**What you will do:**
Go over the entries and report the lines where the word "Learn" occurs.

**Material to process:**
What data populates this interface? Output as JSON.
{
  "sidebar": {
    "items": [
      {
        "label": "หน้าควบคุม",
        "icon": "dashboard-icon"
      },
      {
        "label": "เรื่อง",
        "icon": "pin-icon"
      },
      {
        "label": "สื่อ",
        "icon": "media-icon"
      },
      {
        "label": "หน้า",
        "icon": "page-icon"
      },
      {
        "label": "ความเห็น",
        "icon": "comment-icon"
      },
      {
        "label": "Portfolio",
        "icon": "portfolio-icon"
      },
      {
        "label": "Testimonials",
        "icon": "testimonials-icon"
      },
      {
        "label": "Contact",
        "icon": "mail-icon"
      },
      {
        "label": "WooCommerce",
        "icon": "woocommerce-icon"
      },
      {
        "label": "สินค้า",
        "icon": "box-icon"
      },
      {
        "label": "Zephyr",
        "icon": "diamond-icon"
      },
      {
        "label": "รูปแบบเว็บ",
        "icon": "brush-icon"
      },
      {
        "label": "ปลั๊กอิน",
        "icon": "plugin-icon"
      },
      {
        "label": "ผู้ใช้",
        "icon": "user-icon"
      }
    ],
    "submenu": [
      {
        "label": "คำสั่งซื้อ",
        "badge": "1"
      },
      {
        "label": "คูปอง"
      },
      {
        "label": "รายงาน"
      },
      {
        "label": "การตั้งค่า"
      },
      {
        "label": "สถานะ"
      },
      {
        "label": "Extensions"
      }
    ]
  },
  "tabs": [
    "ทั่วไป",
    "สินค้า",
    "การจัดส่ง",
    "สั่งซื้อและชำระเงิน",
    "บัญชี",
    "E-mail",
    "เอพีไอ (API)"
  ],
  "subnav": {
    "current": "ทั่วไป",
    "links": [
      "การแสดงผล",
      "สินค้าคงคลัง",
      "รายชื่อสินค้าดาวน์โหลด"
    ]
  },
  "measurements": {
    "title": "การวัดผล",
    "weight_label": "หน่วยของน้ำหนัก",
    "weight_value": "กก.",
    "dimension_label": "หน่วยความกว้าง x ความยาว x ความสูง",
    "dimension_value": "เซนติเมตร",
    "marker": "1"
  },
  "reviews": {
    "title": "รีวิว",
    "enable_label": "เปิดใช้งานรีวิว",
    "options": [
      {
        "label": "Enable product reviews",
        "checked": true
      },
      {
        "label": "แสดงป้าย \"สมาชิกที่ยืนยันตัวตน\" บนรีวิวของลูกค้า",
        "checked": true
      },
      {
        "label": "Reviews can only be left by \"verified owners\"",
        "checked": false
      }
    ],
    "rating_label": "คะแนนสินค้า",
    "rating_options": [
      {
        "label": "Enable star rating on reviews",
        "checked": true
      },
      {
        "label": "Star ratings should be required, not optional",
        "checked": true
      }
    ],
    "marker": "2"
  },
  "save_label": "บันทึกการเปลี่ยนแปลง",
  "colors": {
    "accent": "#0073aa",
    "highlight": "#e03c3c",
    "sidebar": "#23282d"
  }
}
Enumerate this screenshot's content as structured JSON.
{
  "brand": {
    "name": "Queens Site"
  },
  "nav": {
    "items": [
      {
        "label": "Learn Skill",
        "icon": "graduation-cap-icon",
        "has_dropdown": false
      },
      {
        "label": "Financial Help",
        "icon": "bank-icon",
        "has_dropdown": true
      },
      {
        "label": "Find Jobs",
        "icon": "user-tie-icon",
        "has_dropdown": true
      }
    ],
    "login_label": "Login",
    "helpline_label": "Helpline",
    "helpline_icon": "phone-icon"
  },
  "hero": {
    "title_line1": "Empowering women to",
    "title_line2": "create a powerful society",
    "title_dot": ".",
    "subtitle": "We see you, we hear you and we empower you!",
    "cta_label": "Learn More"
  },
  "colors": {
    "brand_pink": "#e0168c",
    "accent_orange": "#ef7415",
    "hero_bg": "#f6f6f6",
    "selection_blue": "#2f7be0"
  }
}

**Task result:**
        "label": "Learn Skill",
    "cta_label": "Learn More"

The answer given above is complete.